Data for review:
==============================
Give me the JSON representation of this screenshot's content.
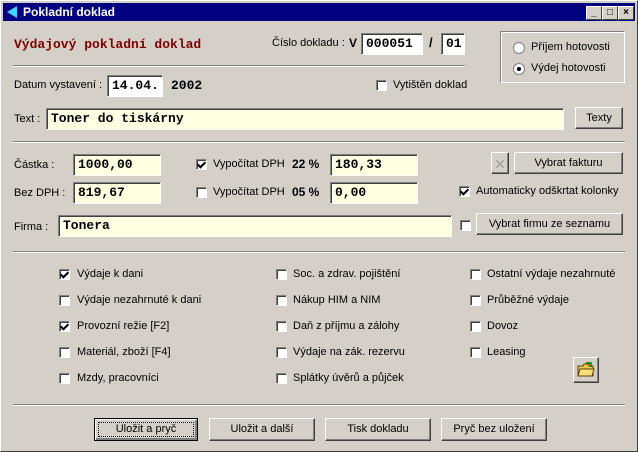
{
  "window": {
    "title": "Pokladní doklad"
  },
  "document": {
    "heading": "Výdajový pokladní doklad",
    "number_label": "Číslo dokladu :",
    "number_prefix": "V",
    "number_value": "000051",
    "slash": "/",
    "number_suffix": "01"
  },
  "type_group": {
    "options": [
      {
        "label": "Příjem hotovosti",
        "selected": false
      },
      {
        "label": "Výdej hotovosti",
        "selected": true
      }
    ]
  },
  "date": {
    "label": "Datum vystavení :",
    "day_month": "14.04.",
    "year": "2002"
  },
  "printed": {
    "label": "Vytištěn doklad",
    "checked": false
  },
  "text": {
    "label": "Text :",
    "value": "Toner do tiskárny",
    "button": "Texty"
  },
  "amount": {
    "label": "Částka :",
    "value": "1000,00"
  },
  "net": {
    "label": "Bez DPH :",
    "value": "819,67"
  },
  "vat1": {
    "label": "Vypočítat DPH",
    "rate": "22 %",
    "value": "180,33",
    "checked": true
  },
  "vat2": {
    "label": "Vypočítat DPH",
    "rate": "05 %",
    "value": "0,00",
    "checked": false
  },
  "invoice": {
    "clear_icon": "x-icon",
    "button": "Vybrat fakturu"
  },
  "auto_strike": {
    "label": "Automaticky odškrtat kolonky",
    "checked": true
  },
  "company": {
    "label": "Firma :",
    "value": "Tonera",
    "button": "Vybrat firmu ze seznamu",
    "checked": false
  },
  "categories": {
    "col1": [
      {
        "label": "Výdaje k dani",
        "checked": true
      },
      {
        "label": "Výdaje nezahrnuté k dani",
        "checked": false
      },
      {
        "label": "Provozní režie  [F2]",
        "checked": true
      },
      {
        "label": "Materiál, zboží  [F4]",
        "checked": false
      },
      {
        "label": "Mzdy, pracovníci",
        "checked": false
      }
    ],
    "col2": [
      {
        "label": "Soc. a zdrav. pojištění",
        "checked": false
      },
      {
        "label": "Nákup HIM a NIM",
        "checked": false
      },
      {
        "label": "Daň z příjmu a zálohy",
        "checked": false
      },
      {
        "label": "Výdaje na zák. rezervu",
        "checked": false
      },
      {
        "label": "Splátky úvěrů a půjček",
        "checked": false
      }
    ],
    "col3": [
      {
        "label": "Ostatní výdaje nezahrnuté",
        "checked": false
      },
      {
        "label": "Průběžné výdaje",
        "checked": false
      },
      {
        "label": "Dovoz",
        "checked": false
      },
      {
        "label": "Leasing",
        "checked": false
      }
    ]
  },
  "folder_icon": "folder-icon",
  "footer": {
    "save_exit": "Uložit a pryč",
    "save_next": "Uložit a další",
    "print": "Tisk dokladu",
    "exit_nosave": "Pryč bez uložení"
  },
  "colors": {
    "title_bar": "#000080",
    "field_bg": "#ffffe1",
    "heading": "#800000"
  }
}
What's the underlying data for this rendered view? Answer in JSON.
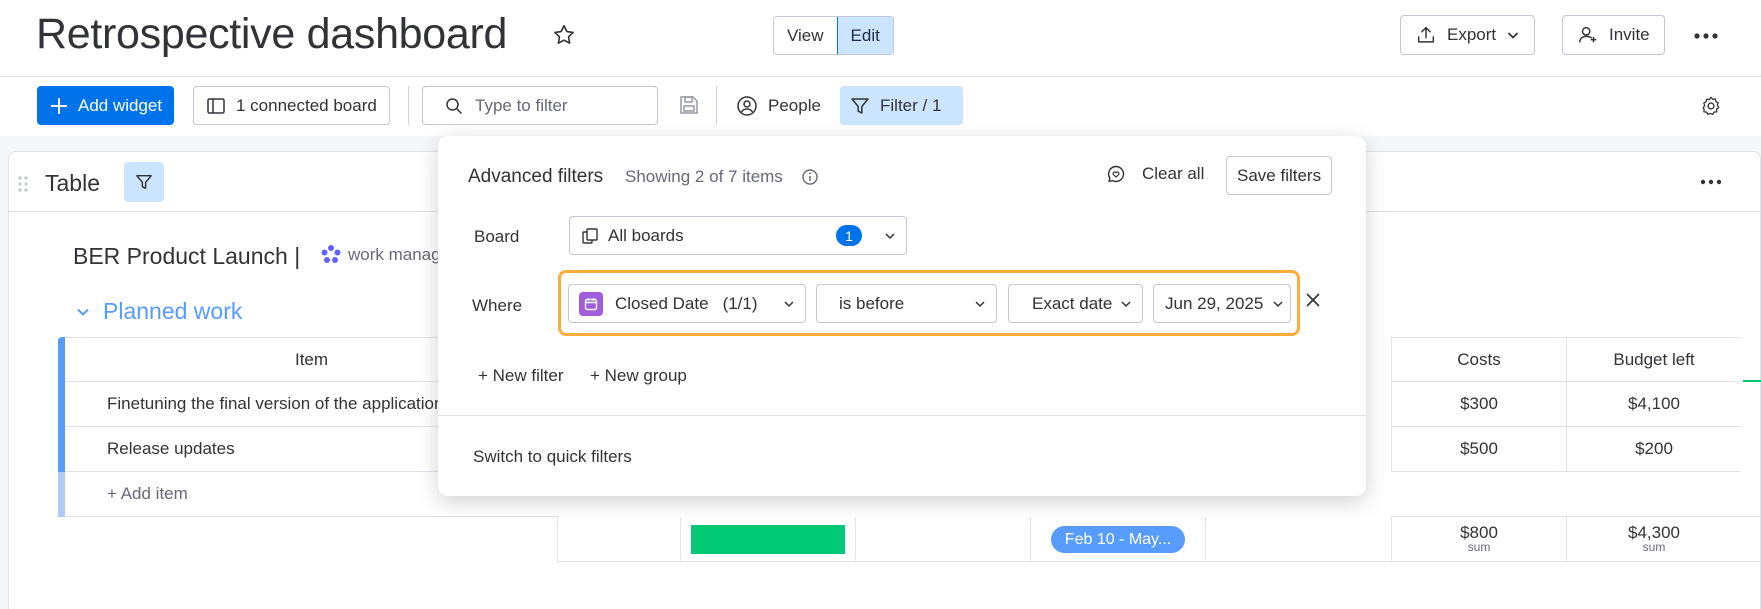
{
  "header": {
    "title": "Retrospective dashboard",
    "view_label": "View",
    "edit_label": "Edit",
    "export_label": "Export",
    "invite_label": "Invite"
  },
  "toolbar": {
    "add_widget_label": "Add widget",
    "connected_board_label": "1 connected board",
    "search_placeholder": "Type to filter",
    "people_label": "People",
    "filter_label": "Filter / 1"
  },
  "widget": {
    "title": "Table",
    "board_name": "BER Product Launch",
    "board_separator": "|",
    "workspace_label": "work management",
    "group_name": "Planned work",
    "columns": {
      "item": "Item",
      "costs": "Costs",
      "budget_left": "Budget left"
    },
    "rows": [
      {
        "item": "Finetuning the final version of the application",
        "costs": "$300",
        "budget_left": "$4,100"
      },
      {
        "item": "Release updates",
        "costs": "$500",
        "budget_left": "$200"
      }
    ],
    "add_item_label": "+ Add item",
    "summary": {
      "timeline": "Feb 10 - May...",
      "costs_sum": "$800",
      "budget_sum": "$4,300",
      "sum_label": "sum"
    },
    "colors": {
      "group": "#579bfc",
      "status_done": "#00c875"
    }
  },
  "filters_popover": {
    "title": "Advanced filters",
    "subtitle": "Showing 2 of 7 items",
    "clear_all_label": "Clear all",
    "save_filters_label": "Save filters",
    "board_label": "Board",
    "board_value": "All boards",
    "board_count": "1",
    "where_label": "Where",
    "column_value": "Closed Date",
    "column_count": "(1/1)",
    "condition_value": "is before",
    "date_type_value": "Exact date",
    "date_value": "Jun 29, 2025",
    "new_filter_label": "+ New filter",
    "new_group_label": "+ New group",
    "switch_label": "Switch to quick filters",
    "highlight_color": "#fdab3d"
  }
}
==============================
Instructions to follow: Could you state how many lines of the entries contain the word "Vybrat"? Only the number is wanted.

Answer: 2